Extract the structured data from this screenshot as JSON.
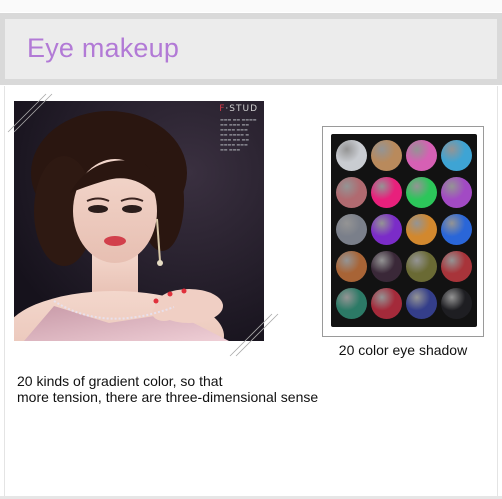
{
  "header": {
    "title": "Eye makeup"
  },
  "photo": {
    "logo_mark": "F",
    "logo_rest": "·STUD"
  },
  "palette": {
    "caption": "20 color eye shadow",
    "colors": [
      "#c9ccd1",
      "#b98a5c",
      "#d660b4",
      "#3ea4d4",
      "#b06a70",
      "#e8207c",
      "#2cc65a",
      "#a24ac4",
      "#7a7f8a",
      "#7b2cc8",
      "#d2882e",
      "#2a66d8",
      "#a86436",
      "#3a2838",
      "#6a6a34",
      "#a8343a",
      "#2c7a66",
      "#a42a3a",
      "#343e8a",
      "#1e1e22"
    ]
  },
  "description": {
    "line1": "20 kinds of gradient color, so that",
    "line2": "more tension, there are three-dimensional sense"
  }
}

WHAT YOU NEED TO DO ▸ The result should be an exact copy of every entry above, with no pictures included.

EXPECTED ANSWER ▸
Extract the structured data from this screenshot as JSON.
{
  "header": {
    "title": "Eye makeup"
  },
  "photo": {
    "logo_mark": "F",
    "logo_rest": "·STUD"
  },
  "palette": {
    "caption": "20 color eye shadow",
    "colors": [
      "#c9ccd1",
      "#b98a5c",
      "#d660b4",
      "#3ea4d4",
      "#b06a70",
      "#e8207c",
      "#2cc65a",
      "#a24ac4",
      "#7a7f8a",
      "#7b2cc8",
      "#d2882e",
      "#2a66d8",
      "#a86436",
      "#3a2838",
      "#6a6a34",
      "#a8343a",
      "#2c7a66",
      "#a42a3a",
      "#343e8a",
      "#1e1e22"
    ]
  },
  "description": {
    "line1": "20 kinds of gradient color, so that",
    "line2": "more tension, there are three-dimensional sense"
  }
}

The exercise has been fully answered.